Education has not been prioritized as a solution to the climate crisis. It is now time to realize the great potential of education. Achieving net-zero by 2050 requires that we halve emissions each decade; while the current focus on technological innovations can help to accomplish the first reduction, the second and third will require major behavioral change by a new generation of climate literate and civically active citizens.
Education also has a crucial role to play in building the workforce for a new, greener economy. Absent much greater progress on education, there will be no chance of reaching net zero. What we teach matters. Education influences the knowledge, values and behavior of all individuals in our societies, and builds the skills of current and future leaders.
Research suggests that individual behavior changes in food and waste, agriculture, transport, and heating can reduce 20-37% of emissions (~390-730GT); early studies also suggest that students who learn about climate action influence not just their own choices, but their families’ and communities’ as well.
Education systems should urgently empower young people with the knowledge, skills and mindset to act on climate in their families and communities: 85% of youth globally believe they have a responsibility to tackle climate change, but over 40% are unsure of how to have an impact.
We commit to compulsory, assessed climate education that is linked to civic engagement. It should become as fundamental as teaching reading and writing.
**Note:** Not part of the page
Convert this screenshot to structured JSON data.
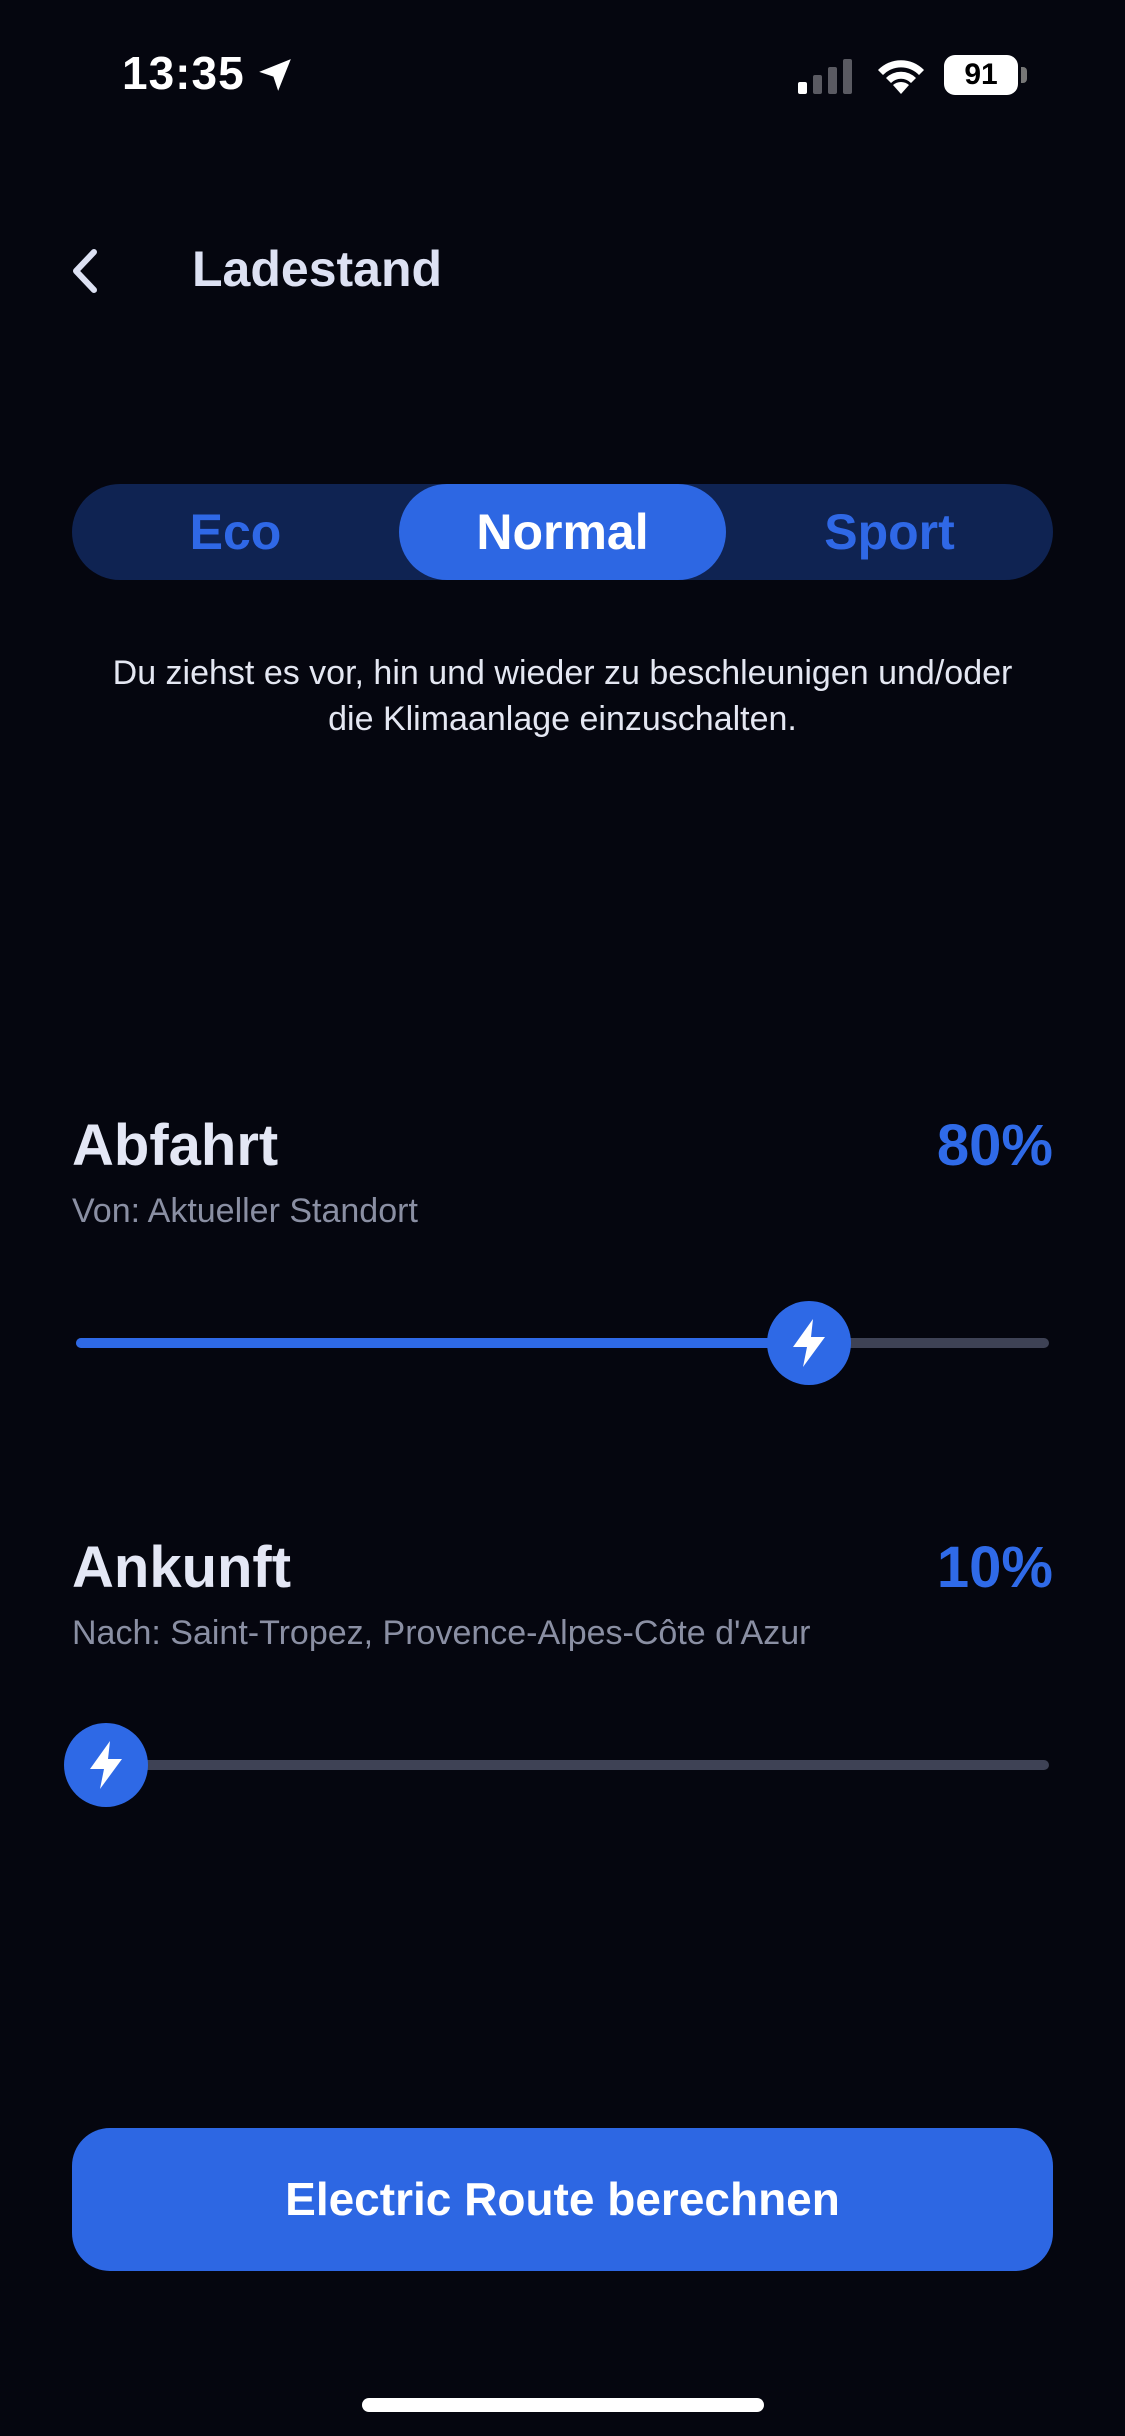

We will integrate and embed climate literacy across all grade levels and disciplines with the necessary teacher training and support.
Beyond the direct teaching of climate education, we commit in parallel to enabling young people, especially those in vulnerable and historically marginalized groups that stand to lose the most in the climate crisis, with the skills and support to thrive in a greener world.
Together these efforts will create the first generation of truly climate literate and civically active citizens who will be able to make environmentally informed choices about how they live, work, and participate in government, and become the climate literate workforce needed to build a new, stronger, and more sustainable 21st-century economy.